Background-Impaired insulin-mediated vasodilation might contribute to vascular damage in insulin-resistant states. Little is known about insulin regulation of nitric oxide (NO) synthesis in insulin-resistant cells. The aim of this work was to investigate insulin regulation of NO synthesis in human umbilical vein endothelial cells (HUVECs) carrying the IRS-1 gene G972R variant, known to be associated with impaired insulin activation of the PI3-kinase (PI3-K) pathway in transfected cells. Methods and Results-HUVECs were screened for the presence of the G972R-IRS-1 (HUVEC-G972R) variant by restriction fragment length polymorphisms. After 24-hour exposure to 10-7 mol/L insulin, endothelial NO synthase (eNOS) mRNA (reverse transcription-polymerase chain reaction), eNOS protein levels (Western blotting), and NOS activity (conversion of [3H]arginine into [3H]citrulline) were increased in wild-type HUVECs (HUVEC-WT), whereas they did not change from baseline in HUVEC-G972R. Compared with HUVEC-WT, in HUVEC-G972R after 2 and 10 minutes of insulin stimulation, IRS-1-associated PI3-K activity was reduced by 47% and 32%, respectively; Akt phosphorylation was decreased by 40% at both time points; and eNOS-Ser1177 phosphorylation was reduced by 38% and 51%, respectively. In HUVEC-WT, eNOS-Thr495 phosphorylation decreased after insulin stimulation. In contrast, in HUVEC-G972R, eNOS-Thr495 phosphorylation increased after insulin stimulation and was 40% greater than in HUVEC-WT. Conclusions-Our data demonstrate that genetic impairment of the (IRS)-1/PI3-K/PDK-1/Akt insulin signaling cascade determines impaired insulin-stimulated NO release and suggest that the G972R-IRS-1 polymorphism, through a direct impairment of Akt/eNOS activation in endothelial cells, may contribute to the genetic predisposition to develop endothelial dysfunction and cardiovascular disease.

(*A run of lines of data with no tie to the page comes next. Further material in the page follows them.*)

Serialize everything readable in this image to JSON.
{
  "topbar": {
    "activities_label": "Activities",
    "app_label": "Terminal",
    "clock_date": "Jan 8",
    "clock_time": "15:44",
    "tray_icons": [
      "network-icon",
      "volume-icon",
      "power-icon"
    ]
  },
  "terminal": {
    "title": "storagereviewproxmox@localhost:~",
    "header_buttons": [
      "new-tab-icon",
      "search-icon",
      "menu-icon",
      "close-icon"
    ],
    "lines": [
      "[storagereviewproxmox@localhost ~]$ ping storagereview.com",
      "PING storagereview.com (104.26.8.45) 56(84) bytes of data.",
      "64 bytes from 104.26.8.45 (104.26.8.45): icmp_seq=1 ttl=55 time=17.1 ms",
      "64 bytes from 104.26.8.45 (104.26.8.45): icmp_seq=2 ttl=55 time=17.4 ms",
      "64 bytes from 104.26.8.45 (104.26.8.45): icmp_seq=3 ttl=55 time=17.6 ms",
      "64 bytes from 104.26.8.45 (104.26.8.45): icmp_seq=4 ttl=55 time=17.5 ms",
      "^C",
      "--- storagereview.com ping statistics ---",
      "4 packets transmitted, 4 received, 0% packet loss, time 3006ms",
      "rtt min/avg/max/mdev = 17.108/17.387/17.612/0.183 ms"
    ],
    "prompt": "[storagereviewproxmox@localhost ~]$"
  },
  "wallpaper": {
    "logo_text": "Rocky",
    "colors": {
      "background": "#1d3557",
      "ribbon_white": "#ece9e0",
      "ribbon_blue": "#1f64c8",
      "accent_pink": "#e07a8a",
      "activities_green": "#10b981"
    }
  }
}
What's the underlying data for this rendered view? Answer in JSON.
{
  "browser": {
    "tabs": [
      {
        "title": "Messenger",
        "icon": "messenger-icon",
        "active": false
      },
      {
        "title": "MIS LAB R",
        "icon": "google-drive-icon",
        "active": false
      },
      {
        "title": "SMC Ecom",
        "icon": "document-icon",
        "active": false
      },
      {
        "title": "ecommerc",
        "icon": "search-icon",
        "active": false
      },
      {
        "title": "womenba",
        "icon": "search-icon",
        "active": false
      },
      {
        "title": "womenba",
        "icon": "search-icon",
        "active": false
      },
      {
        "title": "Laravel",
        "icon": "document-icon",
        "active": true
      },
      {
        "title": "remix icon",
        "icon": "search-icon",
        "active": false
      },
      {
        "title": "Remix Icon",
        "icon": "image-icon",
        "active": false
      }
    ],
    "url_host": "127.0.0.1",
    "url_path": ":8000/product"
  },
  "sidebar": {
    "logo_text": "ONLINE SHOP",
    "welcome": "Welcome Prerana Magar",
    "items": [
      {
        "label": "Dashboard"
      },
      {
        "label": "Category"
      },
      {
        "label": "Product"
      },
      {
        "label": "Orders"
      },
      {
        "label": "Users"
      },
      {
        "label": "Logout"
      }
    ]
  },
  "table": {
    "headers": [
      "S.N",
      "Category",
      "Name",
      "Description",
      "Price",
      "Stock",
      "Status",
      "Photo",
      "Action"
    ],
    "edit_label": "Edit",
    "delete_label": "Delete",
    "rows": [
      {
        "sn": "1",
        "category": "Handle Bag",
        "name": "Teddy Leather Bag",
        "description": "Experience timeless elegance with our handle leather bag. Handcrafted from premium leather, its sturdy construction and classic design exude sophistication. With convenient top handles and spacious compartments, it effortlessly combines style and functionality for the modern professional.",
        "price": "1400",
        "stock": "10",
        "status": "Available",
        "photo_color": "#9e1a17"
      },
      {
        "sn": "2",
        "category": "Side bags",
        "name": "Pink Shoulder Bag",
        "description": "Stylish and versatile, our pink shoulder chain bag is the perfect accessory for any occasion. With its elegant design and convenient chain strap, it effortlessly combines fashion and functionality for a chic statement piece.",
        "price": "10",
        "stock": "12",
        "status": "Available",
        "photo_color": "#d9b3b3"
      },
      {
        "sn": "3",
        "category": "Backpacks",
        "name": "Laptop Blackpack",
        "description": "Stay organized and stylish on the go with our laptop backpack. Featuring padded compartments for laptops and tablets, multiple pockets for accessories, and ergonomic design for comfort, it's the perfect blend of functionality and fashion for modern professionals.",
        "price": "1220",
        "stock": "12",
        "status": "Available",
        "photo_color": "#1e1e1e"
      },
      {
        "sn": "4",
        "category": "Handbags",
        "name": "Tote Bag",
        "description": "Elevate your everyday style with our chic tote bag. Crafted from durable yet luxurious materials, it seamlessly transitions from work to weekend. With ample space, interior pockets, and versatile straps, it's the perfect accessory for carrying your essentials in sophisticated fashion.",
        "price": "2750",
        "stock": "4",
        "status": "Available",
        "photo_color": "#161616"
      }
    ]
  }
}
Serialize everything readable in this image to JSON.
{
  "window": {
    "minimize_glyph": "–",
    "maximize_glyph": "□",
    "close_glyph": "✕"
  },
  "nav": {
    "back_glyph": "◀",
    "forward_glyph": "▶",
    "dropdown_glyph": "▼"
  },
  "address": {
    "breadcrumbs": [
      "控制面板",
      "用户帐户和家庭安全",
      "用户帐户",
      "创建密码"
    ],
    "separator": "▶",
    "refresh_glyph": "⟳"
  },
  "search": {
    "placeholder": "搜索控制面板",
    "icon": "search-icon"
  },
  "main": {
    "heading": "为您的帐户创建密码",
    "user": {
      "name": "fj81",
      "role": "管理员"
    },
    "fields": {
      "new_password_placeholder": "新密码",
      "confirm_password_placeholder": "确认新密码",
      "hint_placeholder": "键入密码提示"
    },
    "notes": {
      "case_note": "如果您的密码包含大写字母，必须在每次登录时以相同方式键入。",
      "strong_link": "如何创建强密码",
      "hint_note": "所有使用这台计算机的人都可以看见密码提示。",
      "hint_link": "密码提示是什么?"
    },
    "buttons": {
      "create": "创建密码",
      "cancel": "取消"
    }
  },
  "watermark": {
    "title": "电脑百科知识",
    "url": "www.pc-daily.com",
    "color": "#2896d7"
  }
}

|Original language||English (US)|
|Number of pages||7|
|State||Published - Jan 27 2004|
- Nitric oxide synthase
ASJC Scopus subject areas
- Cardiology and Cardiovascular Medicine
- Physiology (medical)